  7. Pointed shapes are threatening, while rounded shapes or curves are secure or comforting.
  8. Larger object in a picture are perceived as stronger.
  9. Audiences associate the same or similar colors much more strongly than the same or similar shapes.
  10. Contrasts enable perception of patterns and elements.
(Bang, Molly. Picture This: How Pictures Work. San Francisco: Chronicle Books, 2000.)

Let me take a moment to briefly explore a few user interface concepts using Bang's principles:

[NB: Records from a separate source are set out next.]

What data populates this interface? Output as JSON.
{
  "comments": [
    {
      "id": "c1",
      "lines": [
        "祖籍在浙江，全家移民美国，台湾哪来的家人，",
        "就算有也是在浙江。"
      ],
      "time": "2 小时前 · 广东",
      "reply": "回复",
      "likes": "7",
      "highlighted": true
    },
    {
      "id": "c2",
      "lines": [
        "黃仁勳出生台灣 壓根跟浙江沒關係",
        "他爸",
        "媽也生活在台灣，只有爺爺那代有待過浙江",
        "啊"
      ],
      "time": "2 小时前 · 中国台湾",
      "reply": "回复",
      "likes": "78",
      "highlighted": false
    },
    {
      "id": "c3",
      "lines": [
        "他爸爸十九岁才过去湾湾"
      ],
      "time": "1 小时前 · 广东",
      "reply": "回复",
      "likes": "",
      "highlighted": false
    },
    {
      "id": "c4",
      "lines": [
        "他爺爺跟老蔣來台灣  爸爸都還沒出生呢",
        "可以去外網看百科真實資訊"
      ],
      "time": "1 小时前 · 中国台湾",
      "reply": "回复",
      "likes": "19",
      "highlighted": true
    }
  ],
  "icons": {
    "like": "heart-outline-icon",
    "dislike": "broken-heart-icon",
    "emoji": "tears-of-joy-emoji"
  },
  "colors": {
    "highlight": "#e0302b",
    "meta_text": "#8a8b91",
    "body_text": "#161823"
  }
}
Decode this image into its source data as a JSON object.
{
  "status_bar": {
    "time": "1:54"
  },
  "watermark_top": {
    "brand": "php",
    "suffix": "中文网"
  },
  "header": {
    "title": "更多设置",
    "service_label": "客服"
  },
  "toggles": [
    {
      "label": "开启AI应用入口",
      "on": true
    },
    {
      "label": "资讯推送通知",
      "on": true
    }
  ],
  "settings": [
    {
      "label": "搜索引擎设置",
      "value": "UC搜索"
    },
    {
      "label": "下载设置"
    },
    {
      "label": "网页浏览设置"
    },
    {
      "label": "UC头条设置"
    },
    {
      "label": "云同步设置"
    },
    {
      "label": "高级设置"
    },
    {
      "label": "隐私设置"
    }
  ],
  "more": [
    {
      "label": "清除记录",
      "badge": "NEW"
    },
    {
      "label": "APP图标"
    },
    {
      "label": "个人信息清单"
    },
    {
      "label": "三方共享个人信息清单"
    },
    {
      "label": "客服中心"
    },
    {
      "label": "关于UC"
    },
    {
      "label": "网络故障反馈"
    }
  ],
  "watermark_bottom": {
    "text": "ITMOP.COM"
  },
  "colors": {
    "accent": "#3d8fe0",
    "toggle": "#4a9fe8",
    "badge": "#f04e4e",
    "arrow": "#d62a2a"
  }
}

Bang's principle that the "upper half of a picture is a place of freedom, happiness, and triumph" while "objects placed in the bottom half feel more grounded" (4) seems to be mirrored in the Mac interface vs the Windows interface. MacOSX places the "menu bar" at the top of the screen: File, Edit, View, etc. while both MacOSX and Windows locate the "action bar" at the bottom (MacOSX calls this the "Dock" while Windows labels it the "Taskbar," but both do essentially the same thing: represent currently-running programs, and provide a menu to start new programs). Mac users may relate to adjectives such as "freedom, happiness, and triumph" - and if they've ever wondered why, it may be because their program interaction is at the very top of the screen. GNOME 3 puts the "Activities" menu at the top of the screen - but it uses a black background (see next).

The idea that "light backgrounds feel safer than dark backgrounds" (6) is important in understanding why I decided to switch my "Aura-like" Xfce desktop from a dark theme to a light theme. I mentioned the darker colors made things more difficult to read, and the light grey theme ("Adwaita") provided much better visibility. But it was also a matter of not "feeling" right. With the dark theme, I sometimes felt lost. Changing to the light grey theme immediately changed my perception; things seemed easier to use, even when I had changed nothing other than the color. Interestingly, the black "Activities" menu bar in GNOME 3 may contribute to users' negative reaction.

That "rounded shapes or curves are secure or comforting" (7) may explain the recent (last five years?) trend with user interfaces to provide rounded edges. Of course, Apple's original Macintosh computer (1984) used rounded corners. Today, MacOSX and many Linux desktops (including GNOME 3) make use of rounded edges, both for the desktop and for program windows. Xfce and Microsoft Windows use "hard" corners for the desktop, but round corners for program windows.

Contrast (perception of patterns and elements, 10) and colors (associate the same or similar colors, 9) may be significant elements in successful user interfaces. I'll return to this idea in a later discussion.